- _DIRECTIONS FOR THIS TASK_
Output the records that follow, with every character intact.

- _RECORDS SUPPLIED_

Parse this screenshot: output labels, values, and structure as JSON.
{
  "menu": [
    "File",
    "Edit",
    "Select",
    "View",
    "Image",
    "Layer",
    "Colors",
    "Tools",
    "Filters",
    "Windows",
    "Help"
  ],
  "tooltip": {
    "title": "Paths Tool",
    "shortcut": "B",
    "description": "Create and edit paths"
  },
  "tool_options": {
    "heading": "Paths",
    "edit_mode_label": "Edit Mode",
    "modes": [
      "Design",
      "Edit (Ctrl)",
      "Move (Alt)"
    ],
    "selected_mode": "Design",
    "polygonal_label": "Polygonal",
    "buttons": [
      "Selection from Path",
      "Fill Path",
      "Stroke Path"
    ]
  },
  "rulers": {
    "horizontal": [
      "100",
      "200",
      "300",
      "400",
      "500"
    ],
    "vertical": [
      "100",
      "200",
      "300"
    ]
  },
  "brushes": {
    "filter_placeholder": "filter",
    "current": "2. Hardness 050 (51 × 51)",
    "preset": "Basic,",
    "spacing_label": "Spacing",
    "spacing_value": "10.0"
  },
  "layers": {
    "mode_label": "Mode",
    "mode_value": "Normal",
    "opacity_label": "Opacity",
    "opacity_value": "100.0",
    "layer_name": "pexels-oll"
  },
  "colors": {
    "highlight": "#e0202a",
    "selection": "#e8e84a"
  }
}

- _SOLUTION TO THE PROBLEM_
Parse this screenshot: output labels, values, and structure as JSON.
{
  "menu": [
    "File",
    "Edit",
    "Select",
    "View",
    "Image",
    "Layer",
    "Colors",
    "Tools",
    "Filters",
    "Windows",
    "Help"
  ],
  "tooltip": {
    "title": "Paths Tool",
    "shortcut": "B",
    "description": "Create and edit paths"
  },
  "tool_options": {
    "heading": "Paths",
    "edit_mode_label": "Edit Mode",
    "modes": [
      "Design",
      "Edit (Ctrl)",
      "Move (Alt)"
    ],
    "selected_mode": "Design",
    "polygonal_label": "Polygonal",
    "buttons": [
      "Selection from Path",
      "Fill Path",
      "Stroke Path"
    ]
  },
  "rulers": {
    "horizontal": [
      "100",
      "200",
      "300",
      "400",
      "500"
    ],
    "vertical": [
      "100",
      "200",
      "300"
    ]
  },
  "brushes": {
    "filter_placeholder": "filter",
    "current": "2. Hardness 050 (51 × 51)",
    "preset": "Basic,",
    "spacing_label": "Spacing",
    "spacing_value": "10.0"
  },
  "layers": {
    "mode_label": "Mode",
    "mode_value": "Normal",
    "opacity_label": "Opacity",
    "opacity_value": "100.0",
    "layer_name": "pexels-oll"
  },
  "colors": {
    "highlight": "#e0202a",
    "selection": "#e8e84a"
  }
}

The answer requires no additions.